It is a smaller Panera location, like 1/2 the size of the average cafe. It is oddly quiet, even though I know that multiple nearby churches just let out. Aah, the manager is explaining that the store will get busy soon. Oh, and now that it is a little after noon on Sunday, it is plenty busy. Clientele seems to include people from all walks off life. I have to say it is refreshing to be at Panera where not everyone is middle class and Caucasian. Then again, there are other people typing away on their laptops.
Piles of baked goods abound, as the cafe receives 8-24 hour old goods from nearby Paneras. Bags of bread and cookies are available at the door and back by the bakery. People take the bagged items and leave donations as they see fit. There is no need to interact with an employee, which works well for nearby business customers in a hurry and people in need. In the bakery there are piles of cookies, rather than the usual 6-12 per platter at a regular Panera. All items have suggested prices of $1.50.
The manager asks the middle-aged Caucasian gentleman (SES completely elusive to me) sitting next to man how his lunch was. The customer responds that he would really like another cookie. The manager grabs one from the bakery and hands it to him.
I have to appreciate the selling/eating, rather than trashing of day old baked-goods. Then again, a customer asked for a souffle and was told they had been thrown out because they go bad after a few hours. I suppose eggs, even cooked ones, have a limited safety period at room temperature.

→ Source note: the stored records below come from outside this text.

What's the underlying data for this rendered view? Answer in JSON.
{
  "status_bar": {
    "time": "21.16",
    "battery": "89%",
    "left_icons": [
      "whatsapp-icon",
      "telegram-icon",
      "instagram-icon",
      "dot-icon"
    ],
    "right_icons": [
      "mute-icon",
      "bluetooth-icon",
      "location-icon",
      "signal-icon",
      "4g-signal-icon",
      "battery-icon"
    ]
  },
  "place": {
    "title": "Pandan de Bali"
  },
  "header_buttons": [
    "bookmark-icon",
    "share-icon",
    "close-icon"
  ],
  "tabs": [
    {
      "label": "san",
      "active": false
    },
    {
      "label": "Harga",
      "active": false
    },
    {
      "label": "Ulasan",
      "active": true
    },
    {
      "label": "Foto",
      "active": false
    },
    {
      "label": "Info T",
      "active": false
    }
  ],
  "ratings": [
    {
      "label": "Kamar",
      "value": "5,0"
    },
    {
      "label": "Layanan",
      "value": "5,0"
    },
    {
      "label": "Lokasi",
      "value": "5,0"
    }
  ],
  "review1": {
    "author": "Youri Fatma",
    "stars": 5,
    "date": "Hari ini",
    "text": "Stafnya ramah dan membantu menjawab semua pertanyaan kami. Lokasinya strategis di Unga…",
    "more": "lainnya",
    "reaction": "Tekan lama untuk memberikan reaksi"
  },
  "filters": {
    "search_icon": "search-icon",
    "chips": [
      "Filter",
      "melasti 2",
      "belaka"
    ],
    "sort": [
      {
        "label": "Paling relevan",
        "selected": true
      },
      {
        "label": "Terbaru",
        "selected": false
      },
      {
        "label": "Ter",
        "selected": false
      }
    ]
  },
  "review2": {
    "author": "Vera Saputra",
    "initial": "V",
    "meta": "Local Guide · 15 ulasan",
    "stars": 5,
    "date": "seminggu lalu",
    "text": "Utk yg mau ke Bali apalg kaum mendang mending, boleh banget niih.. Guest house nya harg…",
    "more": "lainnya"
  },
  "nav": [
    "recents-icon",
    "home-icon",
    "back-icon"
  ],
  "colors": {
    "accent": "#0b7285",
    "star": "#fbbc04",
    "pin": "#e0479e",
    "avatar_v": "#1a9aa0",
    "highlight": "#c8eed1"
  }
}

My roast beef sandwich tastes just like one from any other Panera; I’m not sure if that is a good or bad thing. Today, it’s a good thing because it’s exactly what I wanted! No one asked me what I wanted for a side, but maybe I just looked like I wanted potato chips. I think I’ll donate them back and ‘buy’ a cookie.
It is unclear to me how many people in need of food are benefiting from this store, but there were 31 volunteer hours donated last week (a free meal comes with an obligation of an hour of volunteer work). In addition to paid employees, a variety of pools of volunteers assist the store. In the back there are employees from other Panera locations who donate their time, in front there are people trading time for meals, differently-abled people, and people who just want to volunteer.
The friendly manager enthusiastically explains how the store works to each customer. After I pestered with a few questions, he handed me a couple brochures.